By Ashley Lodato

Winthrop artist Hannah Viano opened a show last week in Port Townsend, at the Northwest Maritime Center. “Driftwood and Daring: An Artist’s Adventures in the Inside Passage” showcases Hannah’s paper-cut art (all made with a single dark sheet of paper and an Xacto knife) that has been inspired by her many trips through the Inside Passage from Puget Sound to Alaska.

Hannah was raised on a boat and is an accomplished sailor; last year she raced in the rigorous Race to Alaska — a human- and wind-powered 750-mile race (sail, paddle or row) from Port Townsend to Ketchikan. Yet in much of her sailing and coastal exploration, Hannah makes time to observe, sketch, paint and file away ideas for future art projects. “Driftwood and Daring” is showing throughout the month of March, so if you find yourself in the Port Townsend area in the next two weeks you can drop in and see it.

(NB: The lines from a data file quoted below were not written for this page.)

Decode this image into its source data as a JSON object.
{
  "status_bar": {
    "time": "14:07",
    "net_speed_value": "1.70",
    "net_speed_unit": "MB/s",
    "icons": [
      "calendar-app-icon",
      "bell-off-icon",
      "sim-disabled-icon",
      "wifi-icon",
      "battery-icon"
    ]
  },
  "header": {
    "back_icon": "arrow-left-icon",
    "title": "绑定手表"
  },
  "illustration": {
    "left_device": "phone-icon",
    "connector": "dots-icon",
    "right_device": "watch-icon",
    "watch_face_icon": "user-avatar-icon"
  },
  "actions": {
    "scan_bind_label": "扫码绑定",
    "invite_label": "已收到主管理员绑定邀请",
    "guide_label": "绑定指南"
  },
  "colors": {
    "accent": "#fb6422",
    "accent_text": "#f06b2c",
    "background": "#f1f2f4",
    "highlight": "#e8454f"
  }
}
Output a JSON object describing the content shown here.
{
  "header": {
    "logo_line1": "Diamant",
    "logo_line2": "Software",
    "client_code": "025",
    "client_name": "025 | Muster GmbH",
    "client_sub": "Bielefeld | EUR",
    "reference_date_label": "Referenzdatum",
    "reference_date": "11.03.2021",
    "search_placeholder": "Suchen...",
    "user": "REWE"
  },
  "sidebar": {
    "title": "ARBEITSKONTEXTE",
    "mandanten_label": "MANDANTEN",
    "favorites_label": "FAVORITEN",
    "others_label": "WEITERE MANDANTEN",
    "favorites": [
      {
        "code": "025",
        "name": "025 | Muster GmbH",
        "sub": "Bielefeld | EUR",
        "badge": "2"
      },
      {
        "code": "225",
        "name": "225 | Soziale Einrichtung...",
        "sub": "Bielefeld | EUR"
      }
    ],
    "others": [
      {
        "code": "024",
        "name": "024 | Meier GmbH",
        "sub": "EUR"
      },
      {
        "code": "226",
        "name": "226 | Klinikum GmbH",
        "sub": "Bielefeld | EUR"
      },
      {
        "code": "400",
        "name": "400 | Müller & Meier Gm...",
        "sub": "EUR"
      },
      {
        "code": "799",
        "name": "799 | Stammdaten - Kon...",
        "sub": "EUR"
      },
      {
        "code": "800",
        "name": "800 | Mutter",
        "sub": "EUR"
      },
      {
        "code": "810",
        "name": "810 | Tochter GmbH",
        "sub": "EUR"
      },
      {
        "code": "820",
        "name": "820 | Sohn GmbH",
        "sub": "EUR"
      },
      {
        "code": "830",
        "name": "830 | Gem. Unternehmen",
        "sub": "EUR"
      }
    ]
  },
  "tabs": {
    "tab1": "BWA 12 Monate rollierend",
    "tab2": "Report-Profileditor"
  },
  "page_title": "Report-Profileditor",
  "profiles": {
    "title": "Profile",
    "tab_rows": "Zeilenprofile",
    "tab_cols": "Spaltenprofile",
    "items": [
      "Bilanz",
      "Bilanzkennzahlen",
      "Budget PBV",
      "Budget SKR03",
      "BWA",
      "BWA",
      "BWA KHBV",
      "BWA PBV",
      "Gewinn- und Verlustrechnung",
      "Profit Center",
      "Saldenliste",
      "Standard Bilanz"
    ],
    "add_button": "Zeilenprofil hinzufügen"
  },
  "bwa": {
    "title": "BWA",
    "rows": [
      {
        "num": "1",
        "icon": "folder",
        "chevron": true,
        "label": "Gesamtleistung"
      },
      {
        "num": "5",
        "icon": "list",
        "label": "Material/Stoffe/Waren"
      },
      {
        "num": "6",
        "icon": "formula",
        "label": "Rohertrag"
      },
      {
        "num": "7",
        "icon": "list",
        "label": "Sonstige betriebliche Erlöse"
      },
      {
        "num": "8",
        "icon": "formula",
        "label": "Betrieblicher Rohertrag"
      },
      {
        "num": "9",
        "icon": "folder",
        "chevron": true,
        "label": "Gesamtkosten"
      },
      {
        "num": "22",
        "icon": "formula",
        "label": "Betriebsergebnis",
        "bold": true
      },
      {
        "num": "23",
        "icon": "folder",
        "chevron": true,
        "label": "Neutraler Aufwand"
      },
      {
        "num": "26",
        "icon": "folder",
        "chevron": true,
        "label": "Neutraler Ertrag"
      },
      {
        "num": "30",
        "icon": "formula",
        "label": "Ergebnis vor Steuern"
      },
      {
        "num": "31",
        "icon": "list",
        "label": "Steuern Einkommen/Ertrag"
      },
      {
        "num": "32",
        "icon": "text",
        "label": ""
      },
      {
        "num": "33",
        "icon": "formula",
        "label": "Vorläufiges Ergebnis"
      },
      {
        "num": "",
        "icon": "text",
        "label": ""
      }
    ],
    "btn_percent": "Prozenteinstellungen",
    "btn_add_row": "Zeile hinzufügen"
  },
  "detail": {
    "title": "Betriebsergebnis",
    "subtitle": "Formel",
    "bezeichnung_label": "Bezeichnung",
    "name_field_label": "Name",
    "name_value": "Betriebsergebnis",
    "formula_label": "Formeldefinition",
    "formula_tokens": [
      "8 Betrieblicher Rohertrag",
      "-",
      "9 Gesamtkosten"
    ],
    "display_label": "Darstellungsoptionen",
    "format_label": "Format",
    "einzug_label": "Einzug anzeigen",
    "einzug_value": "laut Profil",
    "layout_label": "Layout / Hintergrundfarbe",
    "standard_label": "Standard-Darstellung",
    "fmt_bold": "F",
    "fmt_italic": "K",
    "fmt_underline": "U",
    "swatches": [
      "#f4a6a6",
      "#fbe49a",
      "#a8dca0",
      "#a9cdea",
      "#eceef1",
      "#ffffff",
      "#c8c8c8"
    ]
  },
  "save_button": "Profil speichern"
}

Seven tired but happy young athletes are home from the Nordic Junior National Championships in Cable, Wisconsin. Claire Waichler, Ella Hall, Eli Nielsen, Peter Aspholm, Emerson Worrell, Gretta Scholz and Novie McCabe all competed in various relays, sprints and distance races during the week-long event. They also coped with some of the race changes that were dictated by snow conditions, such as races being delayed while snow was being trucked in to the trails.

Most of the athletes are home and enjoying a bit of a rest, but the two biathletes — Claire and Eli — headed straight to Valcartier, Quebec, for the Canadian Biathlon Championships, which take place this week. Registration for these races, I noticed, contains not only the usual race distance information and start lists, but also thoughtfully includes an opportunity to order chocolate fondue. Those Canadians sure know how to put on races!

Rendezvous part-time resident Dianne Edmonds has been raising her eyebrows at the misspelled neighborhood road sign for years, but she remembers with great fondness a sign that used to be located on Highway 20 near the Methodist Church, promising “Sun Worship” (undoubtedly indicating the day of the weekly sermon, as opposed to championing a type of solar reverence). After the heavy, wet snowstorms of the past week, I’d say that there are quite a few of us who would be happy to worship the sun for a few moments, should it choose to make an appearance.   

I was ready to lay the road sign theme to rest, and I will, I promise, right after I share with you that Dave Sabold is hoping to swing by Smallwoods’ farm stand for some “elf serve apples” on his way back from the “Blowout Tire Sale” in Okanogan.